● GIVEN RECORDS
%%
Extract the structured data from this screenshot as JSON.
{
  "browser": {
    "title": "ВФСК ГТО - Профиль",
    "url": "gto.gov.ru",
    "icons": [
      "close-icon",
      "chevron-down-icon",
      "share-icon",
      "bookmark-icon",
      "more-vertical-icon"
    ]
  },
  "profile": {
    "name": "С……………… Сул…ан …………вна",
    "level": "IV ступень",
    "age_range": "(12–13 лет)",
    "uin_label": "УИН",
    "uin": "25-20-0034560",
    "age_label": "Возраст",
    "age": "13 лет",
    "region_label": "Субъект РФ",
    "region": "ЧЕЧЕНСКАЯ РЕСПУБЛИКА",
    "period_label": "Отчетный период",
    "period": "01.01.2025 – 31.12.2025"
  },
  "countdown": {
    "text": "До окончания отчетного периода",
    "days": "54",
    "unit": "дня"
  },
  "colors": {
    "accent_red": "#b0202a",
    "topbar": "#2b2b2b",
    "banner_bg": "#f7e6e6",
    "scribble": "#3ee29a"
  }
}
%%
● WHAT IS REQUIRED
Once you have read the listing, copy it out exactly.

● SOLUTION TO THIS EXERCISE
Extract the structured data from this screenshot as JSON.
{
  "browser": {
    "title": "ВФСК ГТО - Профиль",
    "url": "gto.gov.ru",
    "icons": [
      "close-icon",
      "chevron-down-icon",
      "share-icon",
      "bookmark-icon",
      "more-vertical-icon"
    ]
  },
  "profile": {
    "name": "С……………… Сул…ан …………вна",
    "level": "IV ступень",
    "age_range": "(12–13 лет)",
    "uin_label": "УИН",
    "uin": "25-20-0034560",
    "age_label": "Возраст",
    "age": "13 лет",
    "region_label": "Субъект РФ",
    "region": "ЧЕЧЕНСКАЯ РЕСПУБЛИКА",
    "period_label": "Отчетный период",
    "period": "01.01.2025 – 31.12.2025"
  },
  "countdown": {
    "text": "До окончания отчетного периода",
    "days": "54",
    "unit": "дня"
  },
  "colors": {
    "accent_red": "#b0202a",
    "topbar": "#2b2b2b",
    "banner_bg": "#f7e6e6",
    "scribble": "#3ee29a"
  }
}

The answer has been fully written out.